• **Try it**:
Write out each entry below exactly; the images do not belong in your copy.

┄┄┄┄┄┄┄┄┄┄

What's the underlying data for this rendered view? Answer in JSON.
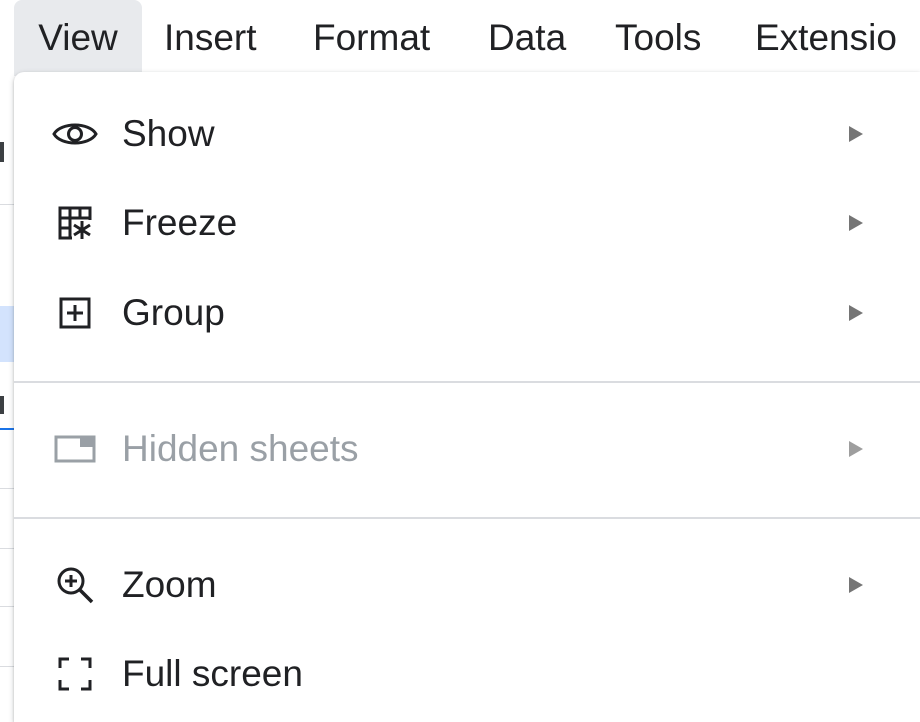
{
  "menubar": {
    "items": [
      {
        "label": "View",
        "active": true
      },
      {
        "label": "Insert"
      },
      {
        "label": "Format"
      },
      {
        "label": "Data"
      },
      {
        "label": "Tools"
      },
      {
        "label": "Extensio"
      }
    ]
  },
  "view_menu": {
    "items": [
      {
        "label": "Show",
        "icon": "eye-icon",
        "has_submenu": true,
        "enabled": true
      },
      {
        "label": "Freeze",
        "icon": "freeze-grid-icon",
        "has_submenu": true,
        "enabled": true
      },
      {
        "label": "Group",
        "icon": "plus-box-icon",
        "has_submenu": true,
        "enabled": true
      },
      {
        "label": "Hidden sheets",
        "icon": "hidden-sheet-icon",
        "has_submenu": true,
        "enabled": false
      },
      {
        "label": "Zoom",
        "icon": "zoom-in-icon",
        "has_submenu": true,
        "enabled": true
      },
      {
        "label": "Full screen",
        "icon": "fullscreen-icon",
        "has_submenu": false,
        "enabled": true
      }
    ]
  },
  "colors": {
    "text": "#202124",
    "disabled_text": "#9aa0a6",
    "active_menubar_bg": "#e8eaed",
    "separator": "#dadce0",
    "submenu_arrow": "#757575"
  }
}
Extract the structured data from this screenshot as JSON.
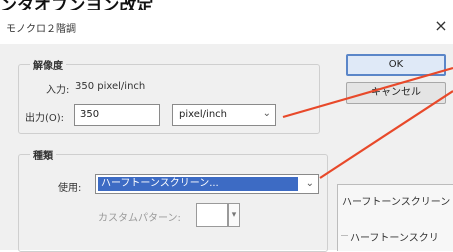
{
  "heading": "ンタオフンヨン改定",
  "window": {
    "title": "モノクロ２階調",
    "close": "×"
  },
  "resolution": {
    "group_label": "解像度",
    "input_label": "入力:",
    "input_value": "350 pixel/inch",
    "output_label": "出力(O):",
    "output_value": "350",
    "unit_value": "pixel/inch"
  },
  "type": {
    "group_label": "種類",
    "method_label": "使用:",
    "method_value": "ハーフトーンスクリーン...",
    "custom_pattern_label": "カスタムパターン:"
  },
  "buttons": {
    "ok": "OK",
    "cancel": "キャンセル"
  },
  "second_dialog": {
    "title": "ハーフトーンスクリーン",
    "group_label": "ハーフトーンスクリ"
  },
  "colors": {
    "callout_line": "#e8492a",
    "selection": "#3d6bc4"
  }
}
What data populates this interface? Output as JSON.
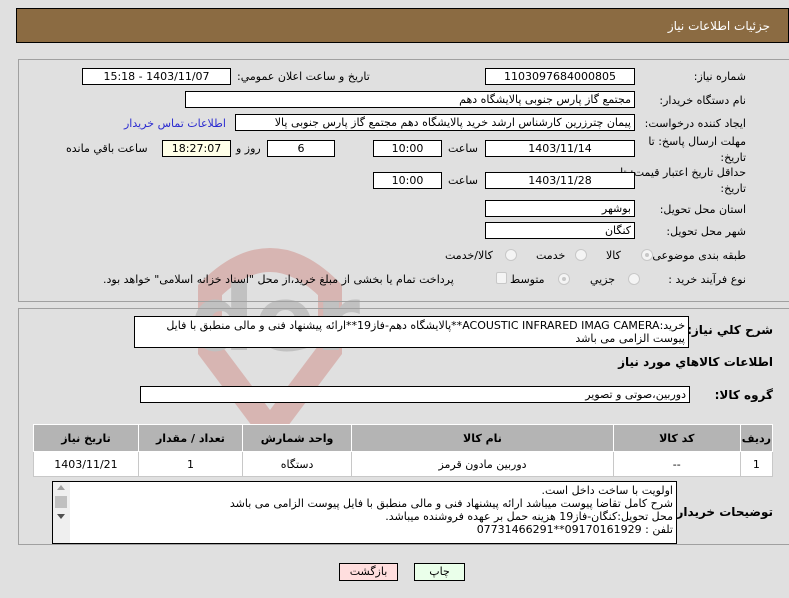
{
  "header": {
    "title": "جزئيات اطلاعات نياز"
  },
  "fields": {
    "need_number": {
      "label": "شماره نياز:",
      "value": "1103097684000805"
    },
    "announce_datetime": {
      "label": "تاريخ و ساعت اعلان عمومي:",
      "value": "1403/11/07 - 15:18"
    },
    "buyer_org": {
      "label": "نام دستگاه خريدار:",
      "value": "مجتمع گاز پارس جنوبی  پالایشگاه دهم"
    },
    "requester": {
      "label": "ايجاد کننده درخواست:",
      "value": "پيمان چترزرين کارشناس ارشد خريد پالايشگاه دهم مجتمع گاز پارس جنوبی  پالا",
      "contact_link": "اطلاعات تماس خريدار"
    },
    "reply_deadline": {
      "label_line1": "مهلت ارسال پاسخ: تا",
      "label_line2": "تاريخ:",
      "date": "1403/11/14",
      "time_label": "ساعت",
      "time": "10:00",
      "days": "6",
      "days_label": "روز و",
      "remaining": "18:27:07",
      "remaining_label": "ساعت باقي مانده"
    },
    "price_validity": {
      "label_line1": "حداقل تاريخ اعتبار قيمت: تا",
      "label_line2": "تاريخ:",
      "date": "1403/11/28",
      "time_label": "ساعت",
      "time": "10:00"
    },
    "province": {
      "label": "استان محل تحويل:",
      "value": "بوشهر"
    },
    "city": {
      "label": "شهر محل تحويل:",
      "value": "کنگان"
    },
    "category": {
      "label": "طبقه بندی موضوعی:",
      "options": [
        "کالا",
        "خدمت",
        "کالا/خدمت"
      ],
      "selected": "کالا"
    },
    "purchase_type": {
      "label": "نوع فرآيند خريد :",
      "options": [
        "جزيي",
        "متوسط"
      ],
      "selected": "متوسط",
      "treasury_checkbox_label": "پرداخت تمام يا بخشی از مبلغ خريد،از محل \"اسناد خزانه اسلامی\" خواهد بود."
    }
  },
  "description": {
    "label": "شرح كلي نياز:",
    "value": "خريد:ACOUSTIC INFRARED IMAG CAMERA**پالايشگاه دهم-فاز19**ارائه پيشنهاد فنی و مالی منطبق با فايل پيوست الزامی می باشد"
  },
  "goods_section": {
    "title": "اطلاعات كالاهاي مورد نياز",
    "group_label": "گروه كالا:",
    "group_value": "دوربين،صوتی و تصوير",
    "table": {
      "headers": [
        "رديف",
        "کد کالا",
        "نام کالا",
        "واحد شمارش",
        "تعداد / مقدار",
        "تاريخ نياز"
      ],
      "rows": [
        [
          "1",
          "--",
          "دوربين مادون قرمز",
          "دستگاه",
          "1",
          "1403/11/21"
        ]
      ]
    }
  },
  "buyer_notes": {
    "label": "توضيحات خريدار:",
    "lines": [
      "اولويت با ساخت داخل است.",
      "شرح کامل تقاضا پيوست ميباشد ارائه پيشنهاد فنی و مالی منطبق با فايل پيوست الزامی می باشد",
      "محل تحويل:کنگان-فاز19 هزينه حمل بر عهده فروشنده ميباشد.",
      "تلفن : 09170161929**07731466291"
    ]
  },
  "buttons": {
    "print": "چاپ",
    "back": "بازگشت"
  },
  "colors": {
    "header_bg": "#8b6b42",
    "print_bg": "#eaffea",
    "back_bg": "#ffdede",
    "link": "#2b2bd0"
  }
}
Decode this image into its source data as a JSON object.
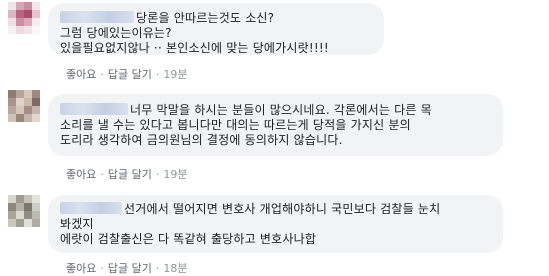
{
  "comments": [
    {
      "lines": [
        "당론을 안따르는것도 소신?",
        "그럼 당에있는이유는?",
        "있을필요없지않나 ·· 본인소신에 맞는 당에가시랏!!!!"
      ],
      "actions": {
        "like": "좋아요",
        "reply": "답글 달기",
        "time": "19분"
      }
    },
    {
      "lines": [
        "너무 막말을 하시는 분들이 많으시네요. 각론에서는 다른 목",
        "소리를 낼 수는 있다고 봅니다만 대의는 따르는게 당적을 가지신 분의",
        "도리라 생각하여 금의원님의 결정에 동의하지 않습니다."
      ],
      "actions": {
        "like": "좋아요",
        "reply": "답글 달기",
        "time": "19분"
      }
    },
    {
      "lines": [
        "선거에서 떨어지면 변호사 개업해야하니 국민보다 검찰들 눈치",
        "봐겠지",
        "에랏이 검찰출신은 다 똑같혀 출당하고 변호사나합"
      ],
      "actions": {
        "like": "좋아요",
        "reply": "답글 달기",
        "time": "18분"
      }
    }
  ],
  "colors": {
    "bubble": "#f2f3f5",
    "action_text": "#606770",
    "time_text": "#90949c"
  }
}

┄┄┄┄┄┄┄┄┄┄

• **Task answer**:
What's the underlying data for this rendered view? Answer in JSON.
{
  "menubar": {
    "items": [
      {
        "label": "View",
        "active": true
      },
      {
        "label": "Insert"
      },
      {
        "label": "Format"
      },
      {
        "label": "Data"
      },
      {
        "label": "Tools"
      },
      {
        "label": "Extensio"
      }
    ]
  },
  "view_menu": {
    "items": [
      {
        "label": "Show",
        "icon": "eye-icon",
        "has_submenu": true,
        "enabled": true
      },
      {
        "label": "Freeze",
        "icon": "freeze-grid-icon",
        "has_submenu": true,
        "enabled": true
      },
      {
        "label": "Group",
        "icon": "plus-box-icon",
        "has_submenu": true,
        "enabled": true
      },
      {
        "label": "Hidden sheets",
        "icon": "hidden-sheet-icon",
        "has_submenu": true,
        "enabled": false
      },
      {
        "label": "Zoom",
        "icon": "zoom-in-icon",
        "has_submenu": true,
        "enabled": true
      },
      {
        "label": "Full screen",
        "icon": "fullscreen-icon",
        "has_submenu": false,
        "enabled": true
      }
    ]
  },
  "colors": {
    "text": "#202124",
    "disabled_text": "#9aa0a6",
    "active_menubar_bg": "#e8eaed",
    "separator": "#dadce0",
    "submenu_arrow": "#757575"
  }
}
Extract the structured data from this screenshot as JSON.
{
  "heading": "ンタオフンヨン改定",
  "window": {
    "title": "モノクロ２階調",
    "close": "×"
  },
  "resolution": {
    "group_label": "解像度",
    "input_label": "入力:",
    "input_value": "350 pixel/inch",
    "output_label": "出力(O):",
    "output_value": "350",
    "unit_value": "pixel/inch"
  },
  "type": {
    "group_label": "種類",
    "method_label": "使用:",
    "method_value": "ハーフトーンスクリーン...",
    "custom_pattern_label": "カスタムパターン:"
  },
  "buttons": {
    "ok": "OK",
    "cancel": "キャンセル"
  },
  "second_dialog": {
    "title": "ハーフトーンスクリーン",
    "group_label": "ハーフトーンスクリ"
  },
  "colors": {
    "callout_line": "#e8492a",
    "selection": "#3d6bc4"
  }
}
What data populates this interface? Output as JSON.
{
  "header": {
    "title": "جزئيات اطلاعات نياز"
  },
  "fields": {
    "need_number": {
      "label": "شماره نياز:",
      "value": "1103097684000805"
    },
    "announce_datetime": {
      "label": "تاريخ و ساعت اعلان عمومي:",
      "value": "1403/11/07 - 15:18"
    },
    "buyer_org": {
      "label": "نام دستگاه خريدار:",
      "value": "مجتمع گاز پارس جنوبی  پالایشگاه دهم"
    },
    "requester": {
      "label": "ايجاد کننده درخواست:",
      "value": "پيمان چترزرين کارشناس ارشد خريد پالايشگاه دهم مجتمع گاز پارس جنوبی  پالا",
      "contact_link": "اطلاعات تماس خريدار"
    },
    "reply_deadline": {
      "label_line1": "مهلت ارسال پاسخ: تا",
      "label_line2": "تاريخ:",
      "date": "1403/11/14",
      "time_label": "ساعت",
      "time": "10:00",
      "days": "6",
      "days_label": "روز و",
      "remaining": "18:27:07",
      "remaining_label": "ساعت باقي مانده"
    },
    "price_validity": {
      "label_line1": "حداقل تاريخ اعتبار قيمت: تا",
      "label_line2": "تاريخ:",
      "date": "1403/11/28",
      "time_label": "ساعت",
      "time": "10:00"
    },
    "province": {
      "label": "استان محل تحويل:",
      "value": "بوشهر"
    },
    "city": {
      "label": "شهر محل تحويل:",
      "value": "کنگان"
    },
    "category": {
      "label": "طبقه بندی موضوعی:",
      "options": [
        "کالا",
        "خدمت",
        "کالا/خدمت"
      ],
      "selected": "کالا"
    },
    "purchase_type": {
      "label": "نوع فرآيند خريد :",
      "options": [
        "جزيي",
        "متوسط"
      ],
      "selected": "متوسط",
      "treasury_checkbox_label": "پرداخت تمام يا بخشی از مبلغ خريد،از محل \"اسناد خزانه اسلامی\" خواهد بود."
    }
  },
  "description": {
    "label": "شرح كلي نياز:",
    "value": "خريد:ACOUSTIC INFRARED IMAG CAMERA**پالايشگاه دهم-فاز19**ارائه پيشنهاد فنی و مالی منطبق با فايل پيوست الزامی می باشد"
  },
  "goods_section": {
    "title": "اطلاعات كالاهاي مورد نياز",
    "group_label": "گروه كالا:",
    "group_value": "دوربين،صوتی و تصوير",
    "table": {
      "headers": [
        "رديف",
        "کد کالا",
        "نام کالا",
        "واحد شمارش",
        "تعداد / مقدار",
        "تاريخ نياز"
      ],
      "rows": [
        [
          "1",
          "--",
          "دوربين مادون قرمز",
          "دستگاه",
          "1",
          "1403/11/21"
        ]
      ]
    }
  },
  "buyer_notes": {
    "label": "توضيحات خريدار:",
    "lines": [
      "اولويت با ساخت داخل است.",
      "شرح کامل تقاضا پيوست ميباشد ارائه پيشنهاد فنی و مالی منطبق با فايل پيوست الزامی می باشد",
      "محل تحويل:کنگان-فاز19 هزينه حمل بر عهده فروشنده ميباشد.",
      "تلفن : 09170161929**07731466291"
    ]
  },
  "buttons": {
    "print": "چاپ",
    "back": "بازگشت"
  },
  "colors": {
    "header_bg": "#8b6b42",
    "print_bg": "#eaffea",
    "back_bg": "#ffdede",
    "link": "#2b2bd0"
  }
}
Decode this image into its source data as a JSON object.
{
  "comments": [
    {
      "lines": [
        "당론을 안따르는것도 소신?",
        "그럼 당에있는이유는?",
        "있을필요없지않나 ·· 본인소신에 맞는 당에가시랏!!!!"
      ],
      "actions": {
        "like": "좋아요",
        "reply": "답글 달기",
        "time": "19분"
      }
    },
    {
      "lines": [
        "너무 막말을 하시는 분들이 많으시네요. 각론에서는 다른 목",
        "소리를 낼 수는 있다고 봅니다만 대의는 따르는게 당적을 가지신 분의",
        "도리라 생각하여 금의원님의 결정에 동의하지 않습니다."
      ],
      "actions": {
        "like": "좋아요",
        "reply": "답글 달기",
        "time": "19분"
      }
    },
    {
      "lines": [
        "선거에서 떨어지면 변호사 개업해야하니 국민보다 검찰들 눈치",
        "봐겠지",
        "에랏이 검찰출신은 다 똑같혀 출당하고 변호사나합"
      ],
      "actions": {
        "like": "좋아요",
        "reply": "답글 달기",
        "time": "18분"
      }
    }
  ],
  "colors": {
    "bubble": "#f2f3f5",
    "action_text": "#606770",
    "time_text": "#90949c"
  }
}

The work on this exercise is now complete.